The total initial cost was expected to be $7.1 million, which was announced by officials with the Minnesota Department of Administration on Dec. 19, 2022. $6.3 million of that total was designated for construction-related costs, said Curtis Yoakum, Assistant Commissioner with the Minnesota Department of Administration.
As previously reported by 5 EYEWITNESS NEWS, Gov. Tim Walz and his family were initially going to stay in Sunfish Lake during the renovations. However, they are now living at the U of M president’s residence following a vote of approval by the University of Minnesota Board of Regents in April.
As part of the agreement, the state will pay the university $4,400 in rent and also take care of utilities, snow removal, and lawn care through at least Sept. 2024, with the chance to run through the end of next year. The Sunfish Lake lease was slated to cost nearly $315,000 in total, or $17,326 per month.

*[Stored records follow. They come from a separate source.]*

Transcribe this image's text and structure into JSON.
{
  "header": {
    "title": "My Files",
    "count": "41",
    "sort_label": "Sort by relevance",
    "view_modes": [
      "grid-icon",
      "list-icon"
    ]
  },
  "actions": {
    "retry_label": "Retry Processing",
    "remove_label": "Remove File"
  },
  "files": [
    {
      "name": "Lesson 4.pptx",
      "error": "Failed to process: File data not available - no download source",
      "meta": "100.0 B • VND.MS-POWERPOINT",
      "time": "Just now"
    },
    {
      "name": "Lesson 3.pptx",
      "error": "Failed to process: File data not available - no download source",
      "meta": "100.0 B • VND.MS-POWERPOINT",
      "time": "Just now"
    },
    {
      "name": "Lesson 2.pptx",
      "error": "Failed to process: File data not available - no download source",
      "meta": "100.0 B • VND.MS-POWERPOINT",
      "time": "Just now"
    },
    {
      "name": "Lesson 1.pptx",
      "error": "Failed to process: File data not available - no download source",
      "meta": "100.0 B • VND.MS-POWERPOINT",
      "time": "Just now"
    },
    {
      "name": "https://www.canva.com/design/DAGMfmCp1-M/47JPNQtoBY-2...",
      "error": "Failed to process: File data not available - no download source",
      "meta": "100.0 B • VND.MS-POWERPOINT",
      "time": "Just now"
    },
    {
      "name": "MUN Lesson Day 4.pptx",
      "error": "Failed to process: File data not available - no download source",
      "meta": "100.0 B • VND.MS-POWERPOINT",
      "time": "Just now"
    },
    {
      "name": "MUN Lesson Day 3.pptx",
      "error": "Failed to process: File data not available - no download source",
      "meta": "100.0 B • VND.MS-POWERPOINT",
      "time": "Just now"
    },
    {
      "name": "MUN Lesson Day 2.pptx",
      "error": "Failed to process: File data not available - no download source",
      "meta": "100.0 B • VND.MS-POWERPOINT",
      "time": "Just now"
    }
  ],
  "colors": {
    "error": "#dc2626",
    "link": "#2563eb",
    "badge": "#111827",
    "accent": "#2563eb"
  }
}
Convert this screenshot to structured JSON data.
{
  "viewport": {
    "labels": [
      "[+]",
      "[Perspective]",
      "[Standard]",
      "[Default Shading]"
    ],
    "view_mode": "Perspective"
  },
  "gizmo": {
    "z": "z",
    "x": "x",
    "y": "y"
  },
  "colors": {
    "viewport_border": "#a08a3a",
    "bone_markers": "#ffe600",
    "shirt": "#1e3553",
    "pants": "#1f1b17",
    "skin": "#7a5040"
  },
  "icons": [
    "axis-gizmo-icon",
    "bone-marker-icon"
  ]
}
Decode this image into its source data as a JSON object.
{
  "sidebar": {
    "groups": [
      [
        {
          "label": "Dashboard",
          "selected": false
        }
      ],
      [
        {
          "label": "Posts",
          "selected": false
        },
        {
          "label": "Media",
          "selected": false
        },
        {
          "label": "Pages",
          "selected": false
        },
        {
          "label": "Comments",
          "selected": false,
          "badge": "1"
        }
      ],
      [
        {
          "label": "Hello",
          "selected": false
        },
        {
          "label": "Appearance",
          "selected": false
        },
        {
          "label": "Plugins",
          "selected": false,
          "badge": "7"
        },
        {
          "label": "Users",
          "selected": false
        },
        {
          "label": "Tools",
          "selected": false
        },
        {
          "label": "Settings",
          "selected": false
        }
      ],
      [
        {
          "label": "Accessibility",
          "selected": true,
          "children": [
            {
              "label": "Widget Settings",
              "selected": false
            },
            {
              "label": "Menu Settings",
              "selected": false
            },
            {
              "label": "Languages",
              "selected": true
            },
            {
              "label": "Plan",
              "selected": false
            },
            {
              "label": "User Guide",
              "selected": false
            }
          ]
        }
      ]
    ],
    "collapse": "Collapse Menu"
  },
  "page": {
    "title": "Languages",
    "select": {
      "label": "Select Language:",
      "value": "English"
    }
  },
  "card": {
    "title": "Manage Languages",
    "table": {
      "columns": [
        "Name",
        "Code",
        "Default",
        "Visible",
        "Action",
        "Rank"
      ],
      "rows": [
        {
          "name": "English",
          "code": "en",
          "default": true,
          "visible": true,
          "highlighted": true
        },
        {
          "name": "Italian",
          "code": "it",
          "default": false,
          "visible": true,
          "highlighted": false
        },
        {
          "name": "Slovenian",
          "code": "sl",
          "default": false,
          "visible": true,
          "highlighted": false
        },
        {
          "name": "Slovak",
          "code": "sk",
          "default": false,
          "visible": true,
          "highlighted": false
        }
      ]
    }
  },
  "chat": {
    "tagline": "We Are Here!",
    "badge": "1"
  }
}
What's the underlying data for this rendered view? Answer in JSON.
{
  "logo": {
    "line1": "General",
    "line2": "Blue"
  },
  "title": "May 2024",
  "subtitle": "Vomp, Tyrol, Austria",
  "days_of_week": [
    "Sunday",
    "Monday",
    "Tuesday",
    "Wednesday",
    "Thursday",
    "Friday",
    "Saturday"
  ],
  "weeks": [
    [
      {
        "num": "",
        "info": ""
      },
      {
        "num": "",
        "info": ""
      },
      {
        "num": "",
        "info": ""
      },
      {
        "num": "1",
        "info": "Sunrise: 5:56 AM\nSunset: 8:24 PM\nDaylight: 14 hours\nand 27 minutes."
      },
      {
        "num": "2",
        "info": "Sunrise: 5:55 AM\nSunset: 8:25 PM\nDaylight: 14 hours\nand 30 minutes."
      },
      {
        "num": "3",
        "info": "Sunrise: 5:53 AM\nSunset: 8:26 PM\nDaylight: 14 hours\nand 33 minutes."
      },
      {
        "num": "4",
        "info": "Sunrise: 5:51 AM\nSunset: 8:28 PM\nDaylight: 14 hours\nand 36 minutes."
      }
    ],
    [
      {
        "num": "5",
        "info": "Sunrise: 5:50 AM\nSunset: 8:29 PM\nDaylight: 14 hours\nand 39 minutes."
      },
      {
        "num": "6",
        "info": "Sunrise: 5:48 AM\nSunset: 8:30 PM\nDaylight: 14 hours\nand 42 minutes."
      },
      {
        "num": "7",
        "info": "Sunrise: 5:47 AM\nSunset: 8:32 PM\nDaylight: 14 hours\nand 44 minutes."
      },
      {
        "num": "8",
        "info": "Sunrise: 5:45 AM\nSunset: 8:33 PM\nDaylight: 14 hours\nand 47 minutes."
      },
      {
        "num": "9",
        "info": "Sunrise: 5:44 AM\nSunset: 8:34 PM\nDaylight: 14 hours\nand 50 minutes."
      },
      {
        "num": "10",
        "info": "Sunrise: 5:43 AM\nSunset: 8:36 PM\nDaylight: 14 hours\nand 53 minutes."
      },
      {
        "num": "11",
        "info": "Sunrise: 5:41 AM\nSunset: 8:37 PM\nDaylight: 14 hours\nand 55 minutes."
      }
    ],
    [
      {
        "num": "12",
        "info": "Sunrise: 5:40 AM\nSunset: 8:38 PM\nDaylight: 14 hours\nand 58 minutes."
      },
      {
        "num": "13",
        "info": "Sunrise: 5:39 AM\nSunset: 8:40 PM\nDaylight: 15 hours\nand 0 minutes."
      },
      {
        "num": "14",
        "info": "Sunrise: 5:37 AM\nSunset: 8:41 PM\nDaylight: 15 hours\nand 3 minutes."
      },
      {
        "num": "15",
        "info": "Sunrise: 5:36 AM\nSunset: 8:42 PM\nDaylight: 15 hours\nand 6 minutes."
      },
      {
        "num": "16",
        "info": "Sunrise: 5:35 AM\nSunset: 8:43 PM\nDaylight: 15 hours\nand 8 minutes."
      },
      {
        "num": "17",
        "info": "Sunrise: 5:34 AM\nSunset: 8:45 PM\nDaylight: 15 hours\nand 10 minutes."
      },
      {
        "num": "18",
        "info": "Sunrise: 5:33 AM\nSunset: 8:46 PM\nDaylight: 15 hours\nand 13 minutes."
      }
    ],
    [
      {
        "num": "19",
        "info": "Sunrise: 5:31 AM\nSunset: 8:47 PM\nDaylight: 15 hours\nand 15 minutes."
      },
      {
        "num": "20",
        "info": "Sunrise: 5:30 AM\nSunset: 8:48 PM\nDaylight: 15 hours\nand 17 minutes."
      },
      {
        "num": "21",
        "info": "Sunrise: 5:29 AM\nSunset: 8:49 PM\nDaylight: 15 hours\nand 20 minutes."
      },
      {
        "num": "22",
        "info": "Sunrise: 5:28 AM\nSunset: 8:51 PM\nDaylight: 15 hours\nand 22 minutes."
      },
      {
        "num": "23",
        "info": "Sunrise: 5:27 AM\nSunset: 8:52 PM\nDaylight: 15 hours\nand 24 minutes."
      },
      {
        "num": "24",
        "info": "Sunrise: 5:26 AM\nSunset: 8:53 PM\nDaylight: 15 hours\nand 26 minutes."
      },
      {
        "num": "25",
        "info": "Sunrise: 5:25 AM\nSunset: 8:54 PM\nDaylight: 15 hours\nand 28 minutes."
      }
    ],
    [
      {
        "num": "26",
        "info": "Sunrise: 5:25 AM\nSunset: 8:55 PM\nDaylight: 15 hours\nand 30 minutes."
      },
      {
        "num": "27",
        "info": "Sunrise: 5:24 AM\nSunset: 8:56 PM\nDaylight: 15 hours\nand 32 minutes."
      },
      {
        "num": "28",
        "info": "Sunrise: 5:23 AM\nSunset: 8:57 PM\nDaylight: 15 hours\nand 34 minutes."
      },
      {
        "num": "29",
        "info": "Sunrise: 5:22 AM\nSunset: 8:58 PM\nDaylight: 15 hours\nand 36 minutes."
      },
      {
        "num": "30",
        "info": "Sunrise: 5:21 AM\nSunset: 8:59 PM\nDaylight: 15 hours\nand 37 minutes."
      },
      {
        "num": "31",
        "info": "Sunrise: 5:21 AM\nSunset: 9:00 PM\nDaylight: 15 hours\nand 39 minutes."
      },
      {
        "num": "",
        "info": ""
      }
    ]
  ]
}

The state still had to pay three months of rent to get out of the Sunfish Lake lease, a Minnesota Department of Administration spokesperson previously confirmed to 5 EYEWITNESS NEWS.
The renovations are split into four packages to be bid on by trade workers, including masonry restoration, early procurement (mechanical and electrical equipment with long lead times), interior work scopes (HVAC, plumbing, automation, electrical, windows, etc.), and civil and exterior work.
As of this month, state officials report the masonry work is on schedule to be substantially completed before the winter and the mechanical and electric equipment has been ordered, said Stacie Christensen, Temporary Commissioner with the Minnesota Department of Administration.
However, the cost of interior work scopes now requires $5.7 million in additional funds. In a letter to legislative leaders, Christensen said, “This is primarily due to the need for more extensive replacement of mechanical, electrical, and plumbing system, components than outlined in the predesign, along with additional security upgrades. This work to meet current code and life-safety requirements is necessary to complete if the facility is going to remain in use.”
This means the total project budget has been raised from $7.1 million to $12.8 million.
During a review of the home, construction workers found that extensive rewiring needed to be completed as the current wiring is original to the 1912 construction, said Yoakum. Additionally, interior walls need to be demolished and repaired to accommodate new piping and wiring, and the boiler and its piping need to be replaced.
Yoakum added that the increased cost of the project is due in part to “limited capacity in market in particular for specialty trades on historic facilities” and “fewer bidders than normal due to capacity with so many projects on the market.”
A spokesperson for the Department of Administration said the Facilities Repair and Replacement account has enough funds to complete the renovation work without impacting planned repairs in other facilities.
A full copy of the letter to legislative leaders can be found below.